Data about app and page elements

--------

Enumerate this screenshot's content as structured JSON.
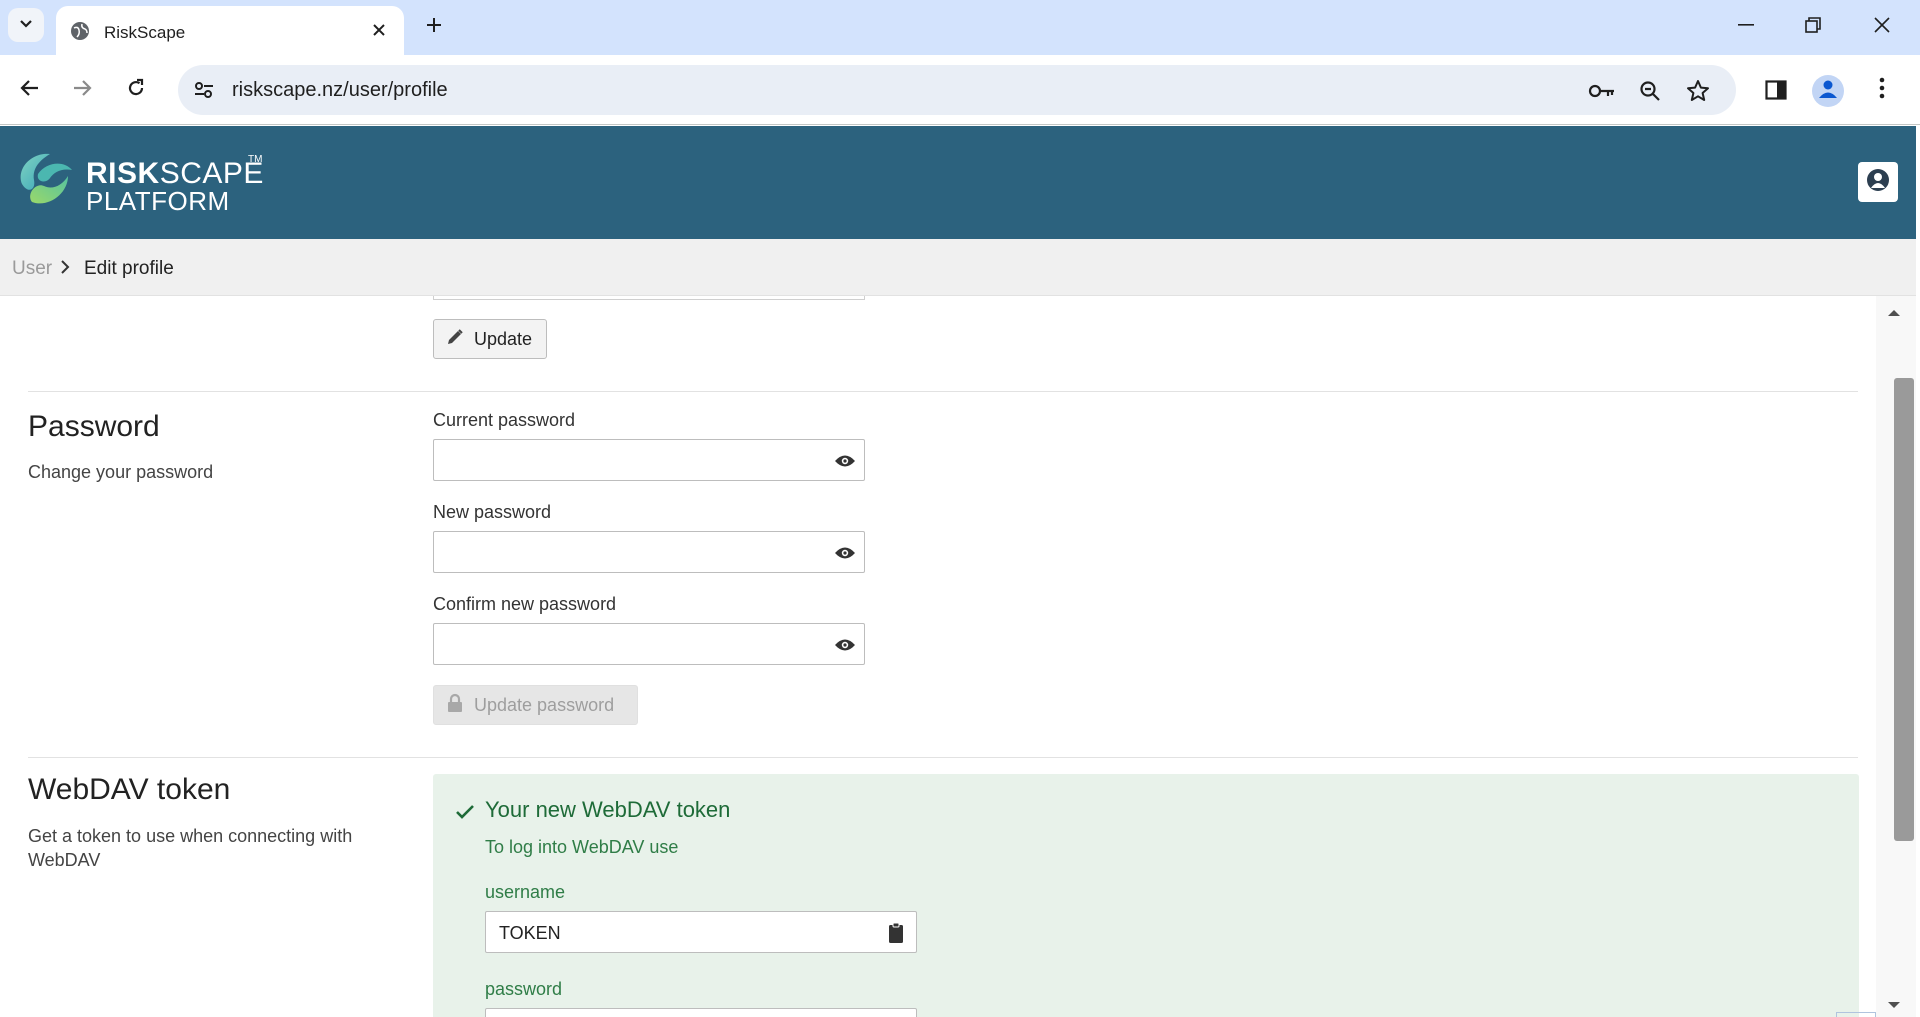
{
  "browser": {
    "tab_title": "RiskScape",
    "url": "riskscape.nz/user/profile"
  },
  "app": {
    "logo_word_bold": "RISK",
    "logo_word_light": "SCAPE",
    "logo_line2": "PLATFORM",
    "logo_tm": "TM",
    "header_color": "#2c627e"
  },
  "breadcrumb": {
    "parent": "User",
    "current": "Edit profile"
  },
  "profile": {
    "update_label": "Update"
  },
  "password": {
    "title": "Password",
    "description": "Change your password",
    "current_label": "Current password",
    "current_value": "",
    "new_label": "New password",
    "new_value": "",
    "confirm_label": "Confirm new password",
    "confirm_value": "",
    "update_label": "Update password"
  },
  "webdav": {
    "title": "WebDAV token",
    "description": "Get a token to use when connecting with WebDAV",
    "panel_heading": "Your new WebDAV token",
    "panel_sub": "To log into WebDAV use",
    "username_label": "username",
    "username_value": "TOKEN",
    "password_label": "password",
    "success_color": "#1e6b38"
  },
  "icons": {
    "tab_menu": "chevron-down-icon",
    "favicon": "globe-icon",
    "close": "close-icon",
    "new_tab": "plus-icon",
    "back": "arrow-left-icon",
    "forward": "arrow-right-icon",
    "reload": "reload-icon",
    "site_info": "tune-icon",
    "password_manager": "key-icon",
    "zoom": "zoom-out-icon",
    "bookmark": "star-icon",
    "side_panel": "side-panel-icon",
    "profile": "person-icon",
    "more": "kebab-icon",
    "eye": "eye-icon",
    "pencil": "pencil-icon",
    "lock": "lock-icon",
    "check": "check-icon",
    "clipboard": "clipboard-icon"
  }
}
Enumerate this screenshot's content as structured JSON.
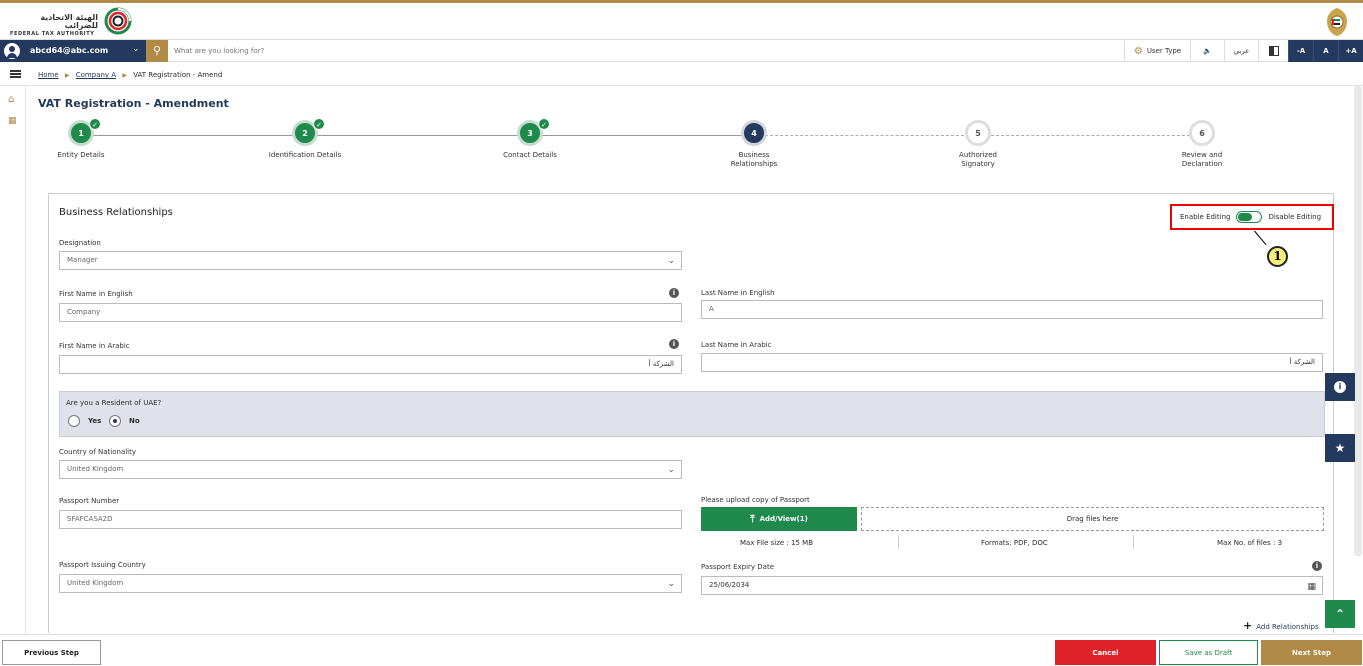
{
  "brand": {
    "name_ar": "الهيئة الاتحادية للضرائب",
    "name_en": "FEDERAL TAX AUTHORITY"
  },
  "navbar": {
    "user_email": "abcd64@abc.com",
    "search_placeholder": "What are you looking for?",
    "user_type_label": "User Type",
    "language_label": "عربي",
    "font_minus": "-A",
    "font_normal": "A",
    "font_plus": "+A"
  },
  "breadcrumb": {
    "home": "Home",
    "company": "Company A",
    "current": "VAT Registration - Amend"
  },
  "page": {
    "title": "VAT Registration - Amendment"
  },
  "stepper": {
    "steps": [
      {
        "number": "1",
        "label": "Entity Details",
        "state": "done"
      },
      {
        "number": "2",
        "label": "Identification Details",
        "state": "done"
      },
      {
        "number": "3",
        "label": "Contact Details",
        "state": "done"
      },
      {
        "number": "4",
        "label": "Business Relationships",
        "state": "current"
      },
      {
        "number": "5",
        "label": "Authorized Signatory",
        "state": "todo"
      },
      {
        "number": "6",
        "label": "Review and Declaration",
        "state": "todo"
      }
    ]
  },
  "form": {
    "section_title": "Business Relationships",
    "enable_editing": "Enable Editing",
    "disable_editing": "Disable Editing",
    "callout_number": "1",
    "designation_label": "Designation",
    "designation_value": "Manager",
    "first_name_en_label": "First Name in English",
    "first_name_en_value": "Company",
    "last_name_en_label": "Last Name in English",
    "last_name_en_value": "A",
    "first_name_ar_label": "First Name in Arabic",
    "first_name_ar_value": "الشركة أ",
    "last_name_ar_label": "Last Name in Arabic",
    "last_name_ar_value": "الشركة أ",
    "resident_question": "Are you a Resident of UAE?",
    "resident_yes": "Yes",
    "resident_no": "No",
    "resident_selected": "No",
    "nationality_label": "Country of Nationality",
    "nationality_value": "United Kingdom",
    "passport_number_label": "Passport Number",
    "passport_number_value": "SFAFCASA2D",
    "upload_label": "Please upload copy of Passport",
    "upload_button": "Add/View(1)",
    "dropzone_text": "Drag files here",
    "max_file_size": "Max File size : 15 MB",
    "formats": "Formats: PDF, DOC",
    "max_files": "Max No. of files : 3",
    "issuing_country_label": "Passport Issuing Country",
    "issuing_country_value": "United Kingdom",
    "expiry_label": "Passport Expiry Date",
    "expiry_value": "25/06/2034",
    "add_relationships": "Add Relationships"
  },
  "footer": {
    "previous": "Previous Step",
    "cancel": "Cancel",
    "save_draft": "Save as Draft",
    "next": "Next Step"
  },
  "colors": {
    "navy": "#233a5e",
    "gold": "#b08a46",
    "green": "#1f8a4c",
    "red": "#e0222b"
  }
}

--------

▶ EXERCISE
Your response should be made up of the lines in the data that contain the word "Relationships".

▶ EXERCISE RESULT
        "label": "Business Relationships",
    "section_title": "Business Relationships",
    "add_relationships": "Add Relationships"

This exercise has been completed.